The city has unveiled a massive plan to deck over Sunnyside Yard to make space for 12,000 affordable apartments in Queens.
A sweeping master plan for the project details a new development—which would take decades to complete—would include 100 percent affordable apartments across 140 acres of land. Some 115 acres of the land would be created by "decking over" the top of the regional rail yard.
The city sees Sunnyside Yard development as a "once-in-a-century opportunity" to bring thousands of new apartments to Queens, which currently gains 4,000 new residents every year, with hundreds of thousands of immigrants landing in Queens in the past several decades, according to the executive summary.
"If the borough is to remain an inclusive home to New Yorkers of all backgrounds, then it is imperative to plan for its future growth," according to the plan.
Of the 12,000 apartments, half would be for very low-income families, about 30 to 50 percent of the area median income (currently $29,000 to $48,000 annual salary for a family of three.) The units would be rent-stabilized.
The other 6,000 would be for moderate-income households through a "21st century version" of the Mitchell-Lama housing program, allowing for home ownership.
By decking over about 80 percent of the rail yard, allowing for rail operations to continue below, the project is seen as way of "creating" new land for housing, schools, libraries, and connecting neighborhoods currently separated by the yard. About 780 trains run through Sunnyside Yard everyday.

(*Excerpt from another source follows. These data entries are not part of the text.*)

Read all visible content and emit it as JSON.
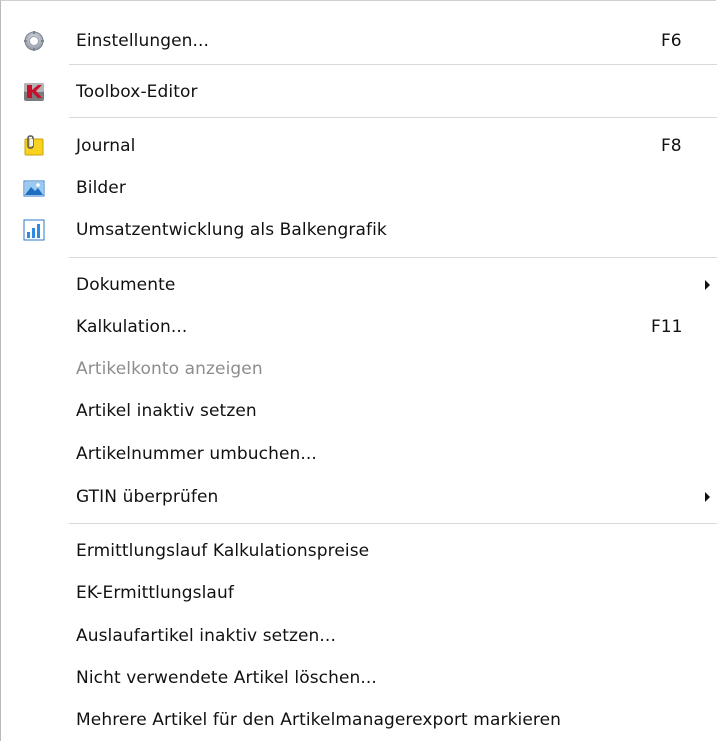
{
  "menu": {
    "items": [
      {
        "label": "Einstellungen...",
        "shortcut": "F6",
        "icon": "gear-icon"
      },
      {
        "label": "Toolbox-Editor",
        "shortcut": "",
        "icon": "toolbox-icon"
      },
      {
        "label": "Journal",
        "shortcut": "F8",
        "icon": "journal-icon"
      },
      {
        "label": "Bilder",
        "shortcut": "",
        "icon": "pictures-icon"
      },
      {
        "label": "Umsatzentwicklung als Balkengrafik",
        "shortcut": "",
        "icon": "bar-chart-icon"
      },
      {
        "label": "Dokumente",
        "shortcut": "",
        "submenu": true
      },
      {
        "label": "Kalkulation...",
        "shortcut": "F11"
      },
      {
        "label": "Artikelkonto anzeigen",
        "shortcut": "",
        "disabled": true
      },
      {
        "label": "Artikel inaktiv setzen",
        "shortcut": ""
      },
      {
        "label": "Artikelnummer umbuchen...",
        "shortcut": ""
      },
      {
        "label": "GTIN überprüfen",
        "shortcut": "",
        "submenu": true
      },
      {
        "label": "Ermittlungslauf Kalkulationspreise",
        "shortcut": ""
      },
      {
        "label": "EK-Ermittlungslauf",
        "shortcut": ""
      },
      {
        "label": "Auslaufartikel inaktiv setzen...",
        "shortcut": ""
      },
      {
        "label": "Nicht verwendete Artikel löschen...",
        "shortcut": ""
      },
      {
        "label": "Mehrere Artikel für den Artikelmanagerexport markieren",
        "shortcut": ""
      }
    ]
  }
}
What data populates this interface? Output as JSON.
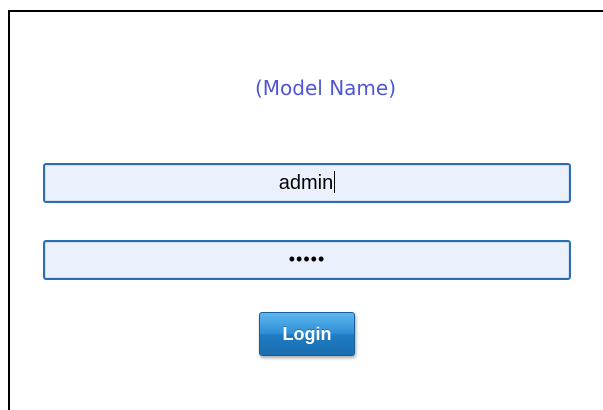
{
  "login": {
    "model_name": "(Model Name)",
    "username_value": "admin",
    "password_masked": "•••••",
    "login_label": "Login"
  },
  "colors": {
    "title": "#4f56d6",
    "field_border": "#2a6db0",
    "field_bg": "#eaf1fd",
    "button": "#2f8fd6"
  }
}
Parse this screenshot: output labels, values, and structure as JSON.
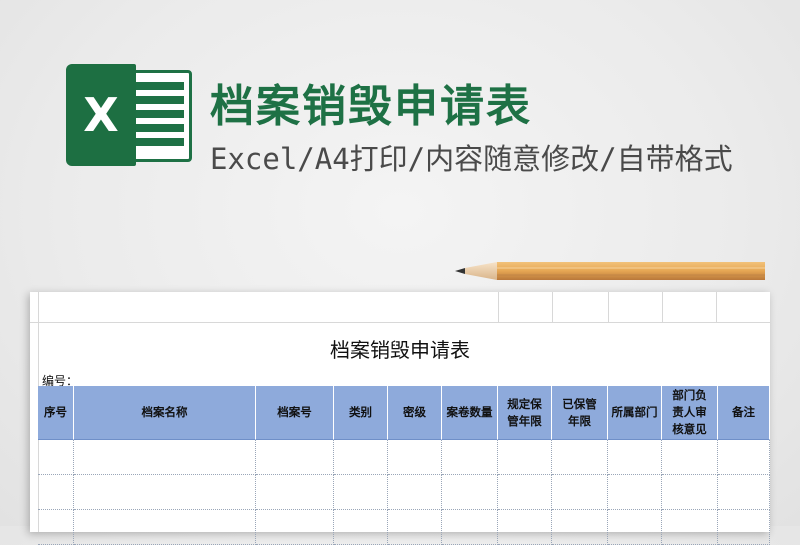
{
  "banner": {
    "logo_letter": "X",
    "title": "档案销毁申请表",
    "subtitle": "Excel/A4打印/内容随意修改/自带格式",
    "brand_color": "#1e7145"
  },
  "sheet": {
    "title": "档案销毁申请表",
    "number_label": "编号：",
    "header_fill": "#8eaadb",
    "columns": [
      {
        "label": "序号"
      },
      {
        "label": "档案名称"
      },
      {
        "label": "档案号"
      },
      {
        "label": "类别"
      },
      {
        "label": "密级"
      },
      {
        "label": "案卷数量"
      },
      {
        "label": "规定保管年限"
      },
      {
        "label": "已保管年限"
      },
      {
        "label": "所属部门"
      },
      {
        "label": "部门负责人审核意见"
      },
      {
        "label": "备注"
      }
    ]
  }
}
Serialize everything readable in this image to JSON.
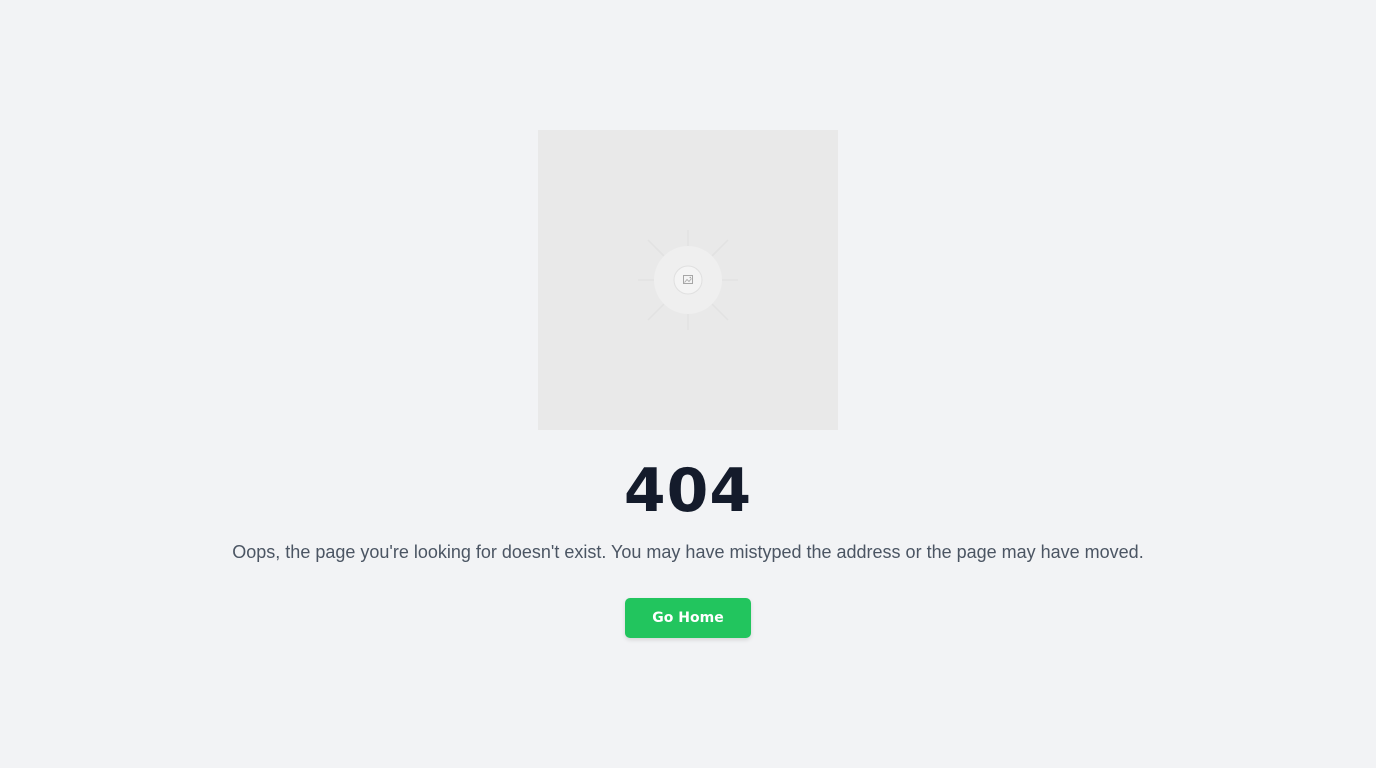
{
  "error": {
    "code": "404",
    "message": "Oops, the page you're looking for doesn't exist. You may have mistyped the address or the page may have moved."
  },
  "actions": {
    "home_label": "Go Home"
  },
  "illustration": {
    "icon": "image-placeholder-icon"
  },
  "colors": {
    "background": "#f2f3f5",
    "placeholder": "#e9e9e9",
    "heading": "#141b2b",
    "body_text": "#4b5563",
    "accent": "#22c55e"
  }
}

"We're running out of land in New York City, and it is harder and harder to find places for real affordable housing," the head of the EDC, James Patchett, told the Wall Street Journal. The total cost of decking, streetscape changes, and structures for utilities and below-deck train operations would be about $14.4 billion, according to the newspaper.
Working poor and the shrinking middle class have to wait 10 years for an affordable place to live?